Organizations have to manage goods being imported into their country and the declarations that go along with importing. To improve efficiency, reduce costs in the compliance process, and avoid delays in customs clearance, you can automate your import declarations using a Global Trade Management tool. In this white paper preview, we will be discussing how the functionality in SAP Global Trade Services can reduce these trade compliance costs. At the end of this blog, you will be able to download the remainder of the white paper, if interested.
The 10+2 Rule
On January 26, 2009, US Customs and Border Protection (CBP) introduced a rule titled Importer Security Filing and Additional Carrier Requirement which is commonly known as the “10+2” rule (more information on the CBP rule). Under this rule, before any goods arrive by vessel into the United States, the Importer Security Filing (ISF) needs to be submitted in advance by the importer or the agent (licensed customs broker) electronically to the CBP. This requirement only applies to cargo arriving to the US by ocean vessel, not cargo arriving by other modes of transportation. The ISF importer or their agent must provide eight data elements no later than 24 hours before the cargo is set aboard a vessel destined to the US.
These data elements are: seller, buyer, importer of record number, consignee number, manufacturer (or supplier), ship-to party, country of origin and the commodity’s Harmonized Tariff Schedule of the United States (HTSUS) number. Two additional data elements — container stuffing location and consolidator —must be submitted as early as possible but no later than 24 hours prior to the ship’s arrival at a US port.
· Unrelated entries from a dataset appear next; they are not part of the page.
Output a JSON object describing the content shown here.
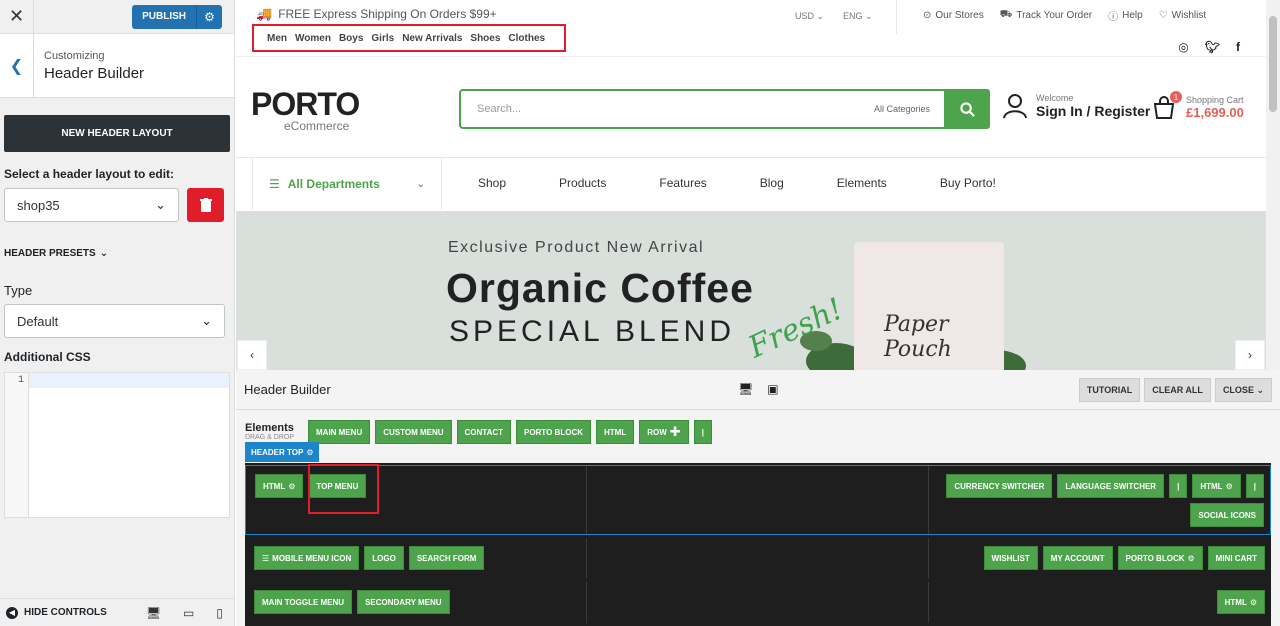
{
  "customizer": {
    "publish_label": "PUBLISH",
    "breadcrumb": "Customizing",
    "title": "Header Builder",
    "new_layout_label": "NEW HEADER LAYOUT",
    "select_label": "Select a header layout to edit:",
    "layout_value": "shop35",
    "presets_label": "HEADER PRESETS",
    "type_label": "Type",
    "type_value": "Default",
    "css_label": "Additional CSS",
    "css_line_no": "1",
    "hide_controls": "HIDE CONTROLS"
  },
  "preview": {
    "shipping": "FREE Express Shipping On Orders $99+",
    "categories": [
      "Men",
      "Women",
      "Boys",
      "Girls",
      "New Arrivals",
      "Shoes",
      "Clothes"
    ],
    "currency": "USD",
    "language": "ENG",
    "top_links": [
      "Our Stores",
      "Track Your Order",
      "Help",
      "Wishlist"
    ],
    "logo_main": "PORTO",
    "logo_sub": "eCommerce",
    "search_placeholder": "Search...",
    "search_category": "All Categories",
    "welcome": "Welcome",
    "signin": "Sign In / Register",
    "cart_label": "Shopping Cart",
    "cart_amount": "£1,699.00",
    "cart_count": "1",
    "departments": "All Departments",
    "menu": [
      "Shop",
      "Products",
      "Features",
      "Blog",
      "Elements",
      "Buy Porto!"
    ],
    "banner_line1": "Exclusive Product New Arrival",
    "banner_line2": "Organic Coffee",
    "banner_line3": "SPECIAL BLEND",
    "banner_script": "Fresh!",
    "pouch_text": "Paper Pouch"
  },
  "builder": {
    "title": "Header Builder",
    "buttons": [
      "TUTORIAL",
      "CLEAR ALL",
      "CLOSE"
    ],
    "elements_title": "Elements",
    "elements_sub": "DRAG & DROP",
    "elements": [
      "MAIN MENU",
      "CUSTOM MENU",
      "CONTACT",
      "PORTO BLOCK",
      "HTML",
      "ROW",
      "|"
    ],
    "header_top_tag": "HEADER TOP",
    "row1_left": [
      "HTML",
      "TOP MENU"
    ],
    "row1_right": [
      "CURRENCY SWITCHER",
      "LANGUAGE SWITCHER",
      "|",
      "HTML",
      "|",
      "SOCIAL ICONS"
    ],
    "row2_left": [
      "MOBILE MENU ICON",
      "LOGO",
      "SEARCH FORM"
    ],
    "row2_right": [
      "WISHLIST",
      "MY ACCOUNT",
      "PORTO BLOCK",
      "MINI CART"
    ],
    "row3_left": [
      "MAIN TOGGLE MENU",
      "SECONDARY MENU"
    ],
    "row3_right": [
      "HTML"
    ]
  },
  "colors": {
    "green": "#4ea44c",
    "blue": "#2271b1",
    "red": "#e01e2b",
    "builder_dark": "#1e1e1e"
  }
}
CBP may issue liquidation of $5,000 per violation for the submission of an inaccurate, incomplete or untimely filing. If goods for which an ISF has not been filed arrive in the US, the CBP may withhold the release or transfer of the cargo, refuse the unloading of the merchandise or seize it if it is illegally unloaded. Additional noncompliant cargo could be subject to “do not load” orders at origin or further inspection on arrival.
From an importing point of view, companies use different approaches to meet the requirement.
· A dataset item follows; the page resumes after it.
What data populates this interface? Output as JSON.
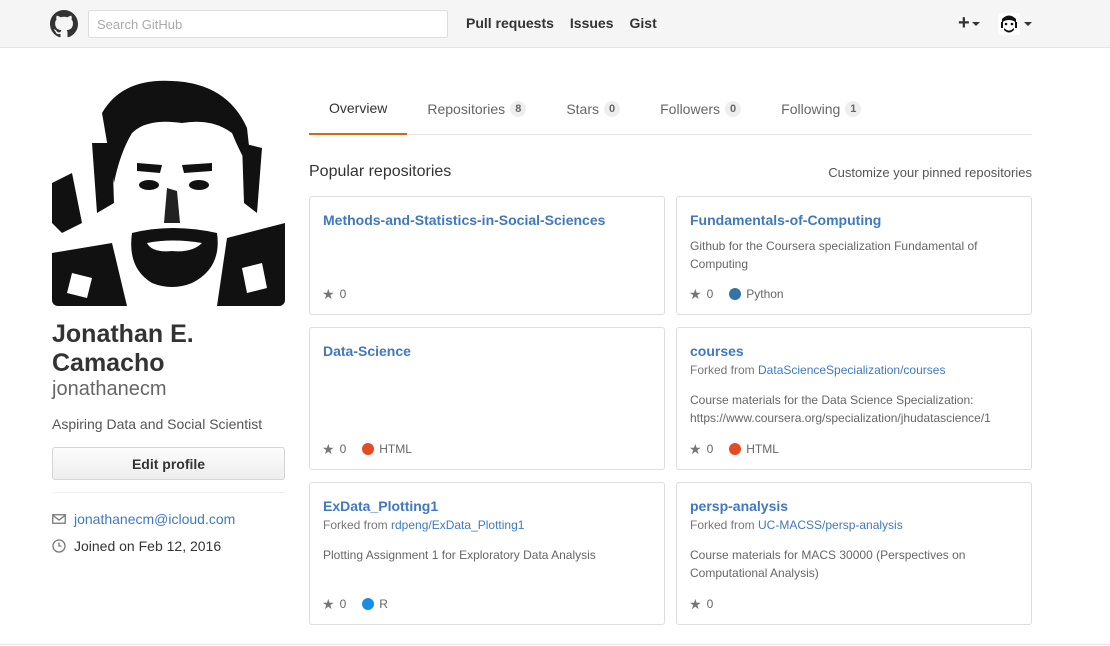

How to Configure Your Import Process
Now that we’ve discussed the basics of the 10+2 rule, it’s time to dive into the import processes setup using SAP ECC and SAP GTS, and the key configuration setup for building a robust solution, data, and process to support the requirement. Later, we’ll provide details on building an automated interface with your brokers for import declarations.
Quick overview of the logistics integration and the process overview of the import management
Import processes are triggered based on your incoming schedule, which could trigger based on the vendor purchase order. Let’s take the example of a purchase order logged in an SAP ECC system with the US as the country of destination. Follow menu path User Menu > Logistics > Materials Management > Purchasing > Create/Change/Display Purchase Orders to see a purchase order (Figure 1).
Figure 1: Standard Product Purchase Order in SAP GTS
From the Display/Change Purchase Order screen, click the Conditions tab to see the screen in Figure 2, and the Partners tab (not pictured) to see the screen in Figure 3. These screens provide the document data details that trigger the document in SAP Global Trade Services for customs declarations, the purchase order, net value, and the statistical value.
Figure 2: Purchase Order Conditions in SAP GTS
Figure 3: Partners in the Purchase Order
SAP Global Trade Services Declarations
As the purchase order is saved in SAP ECC, this information is automatically transferred to SAP Global Trade Services, and an equivalent customs declaration document is created in that system. Figure 4 displays the report in SAP Global Trade Services, which shows the customs declaration work list. Click the icon next to “Create Declaration Before Goods Receipt”.
Figure 4: Customs processing: Import
This brings up the report shown in Figure 5. The report allows you to display the purchase orders that were logged into SAP ECC.
Figure 5: Create Declaration prior to Goods Receipt
This report displays all the purchase orders that have been logged in SAP ECC, for which equivalent SAP Global Trade Services customs declaration documents are created (Figure 6).
Figure 6: Enter declaration before Goods Receipt
This worklist provides the details of the vendor, purchase order, item number, any inbound delivery, open quantity, unit of measure, product number, and the declared quantity. The inbound delivery triggers confirmation of the goods arrival (also called advanced-shipment notification) and these documents are identified for customs pre-clearance.
If you are interested in reading the remainder of this white paper which details the customs document review, customs importing process and configuration steps, and some tips for configuring the global trade management tool SAP GTS, you can download the full white paper here.